**Aim of the exercise**.
Search the material for lines containing the word "title", and copy each one.

**Task input**.
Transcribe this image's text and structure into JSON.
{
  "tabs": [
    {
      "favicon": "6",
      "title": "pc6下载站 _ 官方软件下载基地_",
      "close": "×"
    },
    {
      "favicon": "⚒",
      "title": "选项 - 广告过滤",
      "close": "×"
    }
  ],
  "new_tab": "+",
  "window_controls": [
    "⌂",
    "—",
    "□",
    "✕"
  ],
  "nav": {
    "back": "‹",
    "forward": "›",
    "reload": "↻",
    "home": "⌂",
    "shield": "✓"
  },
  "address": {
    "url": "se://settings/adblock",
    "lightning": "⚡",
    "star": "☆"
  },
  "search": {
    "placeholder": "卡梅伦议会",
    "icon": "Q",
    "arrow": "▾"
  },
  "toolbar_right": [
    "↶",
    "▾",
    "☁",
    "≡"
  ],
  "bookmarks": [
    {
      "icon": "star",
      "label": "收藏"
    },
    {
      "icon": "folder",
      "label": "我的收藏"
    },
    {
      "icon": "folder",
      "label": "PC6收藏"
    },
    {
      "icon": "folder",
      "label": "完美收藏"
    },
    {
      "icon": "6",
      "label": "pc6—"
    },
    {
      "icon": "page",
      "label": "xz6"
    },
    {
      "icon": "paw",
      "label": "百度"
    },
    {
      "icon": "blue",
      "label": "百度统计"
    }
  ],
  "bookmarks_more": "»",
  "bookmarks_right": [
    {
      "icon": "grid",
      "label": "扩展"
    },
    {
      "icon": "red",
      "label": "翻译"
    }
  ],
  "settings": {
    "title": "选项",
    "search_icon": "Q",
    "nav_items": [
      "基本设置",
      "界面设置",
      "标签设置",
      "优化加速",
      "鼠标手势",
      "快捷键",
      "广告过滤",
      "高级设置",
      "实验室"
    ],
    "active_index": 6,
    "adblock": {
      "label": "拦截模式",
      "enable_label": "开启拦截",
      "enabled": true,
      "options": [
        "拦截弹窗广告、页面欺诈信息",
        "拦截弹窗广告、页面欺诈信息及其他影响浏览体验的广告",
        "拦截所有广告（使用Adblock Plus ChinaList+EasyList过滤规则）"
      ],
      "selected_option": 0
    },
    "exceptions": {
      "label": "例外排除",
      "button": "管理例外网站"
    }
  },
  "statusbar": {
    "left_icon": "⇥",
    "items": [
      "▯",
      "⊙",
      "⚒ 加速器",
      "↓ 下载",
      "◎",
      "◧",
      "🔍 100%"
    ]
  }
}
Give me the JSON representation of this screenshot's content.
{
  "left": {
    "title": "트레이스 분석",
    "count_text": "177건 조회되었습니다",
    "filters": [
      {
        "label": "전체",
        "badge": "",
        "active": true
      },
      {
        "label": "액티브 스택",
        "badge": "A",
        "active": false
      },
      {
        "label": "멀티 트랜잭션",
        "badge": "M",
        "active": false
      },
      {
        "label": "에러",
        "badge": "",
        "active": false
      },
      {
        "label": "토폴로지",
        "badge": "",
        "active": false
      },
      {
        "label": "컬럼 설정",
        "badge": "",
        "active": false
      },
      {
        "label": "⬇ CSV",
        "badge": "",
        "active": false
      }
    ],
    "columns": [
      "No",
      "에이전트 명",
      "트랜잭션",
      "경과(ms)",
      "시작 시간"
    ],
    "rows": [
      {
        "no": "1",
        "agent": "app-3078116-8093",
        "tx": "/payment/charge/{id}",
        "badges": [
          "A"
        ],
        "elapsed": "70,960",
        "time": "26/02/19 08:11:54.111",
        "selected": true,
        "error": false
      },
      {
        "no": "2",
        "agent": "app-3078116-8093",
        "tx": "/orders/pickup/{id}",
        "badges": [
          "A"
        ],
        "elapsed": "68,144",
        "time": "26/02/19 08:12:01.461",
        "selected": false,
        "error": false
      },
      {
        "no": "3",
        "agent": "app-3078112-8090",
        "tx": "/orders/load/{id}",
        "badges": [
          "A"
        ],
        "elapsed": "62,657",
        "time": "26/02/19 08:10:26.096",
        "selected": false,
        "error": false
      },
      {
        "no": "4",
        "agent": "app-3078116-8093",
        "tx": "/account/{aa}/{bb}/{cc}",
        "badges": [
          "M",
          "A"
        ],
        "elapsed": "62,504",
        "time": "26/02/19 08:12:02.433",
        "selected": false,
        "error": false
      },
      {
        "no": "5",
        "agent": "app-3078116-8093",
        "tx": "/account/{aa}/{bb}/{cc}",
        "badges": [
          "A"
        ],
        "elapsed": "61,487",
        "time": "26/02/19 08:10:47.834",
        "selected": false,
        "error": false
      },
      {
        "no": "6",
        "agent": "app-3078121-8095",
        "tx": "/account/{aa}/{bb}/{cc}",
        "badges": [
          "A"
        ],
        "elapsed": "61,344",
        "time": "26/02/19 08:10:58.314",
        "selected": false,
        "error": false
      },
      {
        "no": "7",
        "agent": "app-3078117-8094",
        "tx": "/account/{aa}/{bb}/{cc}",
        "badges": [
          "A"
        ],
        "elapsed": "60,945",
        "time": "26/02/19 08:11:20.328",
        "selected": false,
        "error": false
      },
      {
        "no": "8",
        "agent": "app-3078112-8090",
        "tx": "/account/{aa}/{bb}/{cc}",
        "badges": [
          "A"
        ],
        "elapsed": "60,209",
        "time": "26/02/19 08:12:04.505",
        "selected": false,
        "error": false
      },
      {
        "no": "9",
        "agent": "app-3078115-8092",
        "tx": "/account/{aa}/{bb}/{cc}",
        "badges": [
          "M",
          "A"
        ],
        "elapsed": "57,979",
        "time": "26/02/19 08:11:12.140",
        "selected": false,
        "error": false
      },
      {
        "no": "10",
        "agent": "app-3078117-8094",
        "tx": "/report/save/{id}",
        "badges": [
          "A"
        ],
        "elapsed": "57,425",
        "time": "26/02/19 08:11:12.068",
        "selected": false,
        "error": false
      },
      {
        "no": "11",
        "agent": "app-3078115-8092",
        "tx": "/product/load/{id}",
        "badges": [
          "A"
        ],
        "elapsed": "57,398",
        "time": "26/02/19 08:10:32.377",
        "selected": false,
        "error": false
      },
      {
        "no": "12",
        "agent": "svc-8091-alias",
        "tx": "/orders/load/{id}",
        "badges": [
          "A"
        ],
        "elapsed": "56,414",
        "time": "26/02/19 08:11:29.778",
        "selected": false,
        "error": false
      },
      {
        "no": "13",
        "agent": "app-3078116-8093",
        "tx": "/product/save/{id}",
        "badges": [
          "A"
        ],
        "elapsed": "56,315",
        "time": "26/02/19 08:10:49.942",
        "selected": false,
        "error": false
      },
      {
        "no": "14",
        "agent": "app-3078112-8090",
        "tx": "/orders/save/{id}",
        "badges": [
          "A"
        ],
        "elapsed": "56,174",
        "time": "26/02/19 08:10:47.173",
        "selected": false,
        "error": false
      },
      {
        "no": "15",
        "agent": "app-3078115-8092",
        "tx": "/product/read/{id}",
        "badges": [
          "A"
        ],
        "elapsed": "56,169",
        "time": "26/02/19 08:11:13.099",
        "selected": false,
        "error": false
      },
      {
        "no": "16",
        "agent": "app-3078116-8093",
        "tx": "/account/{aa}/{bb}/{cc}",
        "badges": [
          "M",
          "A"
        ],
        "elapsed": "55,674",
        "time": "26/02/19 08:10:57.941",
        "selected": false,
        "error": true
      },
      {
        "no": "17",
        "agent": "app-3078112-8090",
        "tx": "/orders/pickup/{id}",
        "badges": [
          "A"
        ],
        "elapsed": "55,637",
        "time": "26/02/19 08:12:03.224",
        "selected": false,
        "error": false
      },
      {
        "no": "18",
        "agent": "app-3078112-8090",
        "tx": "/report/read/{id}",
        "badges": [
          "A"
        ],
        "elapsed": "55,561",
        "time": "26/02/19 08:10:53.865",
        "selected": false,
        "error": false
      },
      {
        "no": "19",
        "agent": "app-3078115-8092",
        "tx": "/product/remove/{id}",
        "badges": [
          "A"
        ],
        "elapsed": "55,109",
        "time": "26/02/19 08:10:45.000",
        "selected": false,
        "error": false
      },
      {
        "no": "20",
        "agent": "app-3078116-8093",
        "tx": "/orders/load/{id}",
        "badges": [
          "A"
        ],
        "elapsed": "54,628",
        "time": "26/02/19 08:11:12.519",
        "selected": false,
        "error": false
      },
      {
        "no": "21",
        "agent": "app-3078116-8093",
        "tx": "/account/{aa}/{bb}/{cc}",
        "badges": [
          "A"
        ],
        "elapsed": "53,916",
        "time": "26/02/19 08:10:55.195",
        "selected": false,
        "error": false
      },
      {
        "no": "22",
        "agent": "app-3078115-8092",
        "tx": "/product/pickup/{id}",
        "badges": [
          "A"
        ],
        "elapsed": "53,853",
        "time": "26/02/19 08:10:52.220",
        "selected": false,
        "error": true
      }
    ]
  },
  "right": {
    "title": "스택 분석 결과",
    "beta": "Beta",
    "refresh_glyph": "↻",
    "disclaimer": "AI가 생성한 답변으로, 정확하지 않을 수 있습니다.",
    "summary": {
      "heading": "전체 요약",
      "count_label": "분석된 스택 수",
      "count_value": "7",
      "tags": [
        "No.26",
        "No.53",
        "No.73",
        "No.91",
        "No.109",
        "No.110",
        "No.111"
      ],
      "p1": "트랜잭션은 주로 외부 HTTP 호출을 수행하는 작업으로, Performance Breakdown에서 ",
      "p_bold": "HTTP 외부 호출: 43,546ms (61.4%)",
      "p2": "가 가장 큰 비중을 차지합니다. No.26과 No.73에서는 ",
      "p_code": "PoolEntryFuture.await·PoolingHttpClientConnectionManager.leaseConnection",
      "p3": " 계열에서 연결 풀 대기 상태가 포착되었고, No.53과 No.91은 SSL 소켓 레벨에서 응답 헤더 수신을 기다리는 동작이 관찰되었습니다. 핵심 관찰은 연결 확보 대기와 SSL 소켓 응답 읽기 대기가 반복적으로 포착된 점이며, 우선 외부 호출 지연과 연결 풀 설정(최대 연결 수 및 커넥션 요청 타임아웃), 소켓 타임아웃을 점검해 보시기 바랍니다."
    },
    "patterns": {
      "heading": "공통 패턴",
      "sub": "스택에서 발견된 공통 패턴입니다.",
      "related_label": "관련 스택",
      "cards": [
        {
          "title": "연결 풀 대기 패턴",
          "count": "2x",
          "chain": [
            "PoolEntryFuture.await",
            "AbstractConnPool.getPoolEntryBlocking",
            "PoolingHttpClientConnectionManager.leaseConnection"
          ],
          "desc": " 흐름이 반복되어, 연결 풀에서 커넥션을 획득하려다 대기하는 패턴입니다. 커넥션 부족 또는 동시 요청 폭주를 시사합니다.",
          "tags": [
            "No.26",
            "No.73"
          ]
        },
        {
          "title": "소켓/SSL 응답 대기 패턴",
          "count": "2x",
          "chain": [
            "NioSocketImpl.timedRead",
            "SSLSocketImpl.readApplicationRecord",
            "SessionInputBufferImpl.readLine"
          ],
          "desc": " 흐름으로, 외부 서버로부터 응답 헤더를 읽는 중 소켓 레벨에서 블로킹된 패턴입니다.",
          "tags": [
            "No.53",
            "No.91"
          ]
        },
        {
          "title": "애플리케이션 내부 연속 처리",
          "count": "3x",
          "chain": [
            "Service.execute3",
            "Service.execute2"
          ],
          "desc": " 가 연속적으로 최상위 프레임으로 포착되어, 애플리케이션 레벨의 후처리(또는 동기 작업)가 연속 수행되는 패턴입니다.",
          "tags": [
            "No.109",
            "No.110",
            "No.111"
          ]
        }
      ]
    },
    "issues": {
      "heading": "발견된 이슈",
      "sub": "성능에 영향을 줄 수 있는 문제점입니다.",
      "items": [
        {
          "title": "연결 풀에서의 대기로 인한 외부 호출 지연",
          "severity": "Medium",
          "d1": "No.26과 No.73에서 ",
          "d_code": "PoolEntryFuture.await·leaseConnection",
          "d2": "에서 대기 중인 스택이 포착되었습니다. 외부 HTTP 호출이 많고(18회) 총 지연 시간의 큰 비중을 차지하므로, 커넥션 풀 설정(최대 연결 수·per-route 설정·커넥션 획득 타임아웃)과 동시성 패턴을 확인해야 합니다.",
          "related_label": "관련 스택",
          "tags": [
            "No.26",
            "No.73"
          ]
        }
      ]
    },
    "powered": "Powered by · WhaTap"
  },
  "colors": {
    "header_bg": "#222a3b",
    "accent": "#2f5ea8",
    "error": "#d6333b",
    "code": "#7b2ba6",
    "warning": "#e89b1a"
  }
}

**Expected answer**.
      "title": "pc6下载站 _ 官方软件下载基地_",
      "title": "选项 - 广告过滤",
    "title": "选项",
    "title": "트레이스 분석",
    "title": "스택 분석 결과",
          "title": "연결 풀 대기 패턴",
          "title": "소켓/SSL 응답 대기 패턴",
          "title": "애플리케이션 내부 연속 처리",
          "title": "연결 풀에서의 대기로 인한 외부 호출 지연",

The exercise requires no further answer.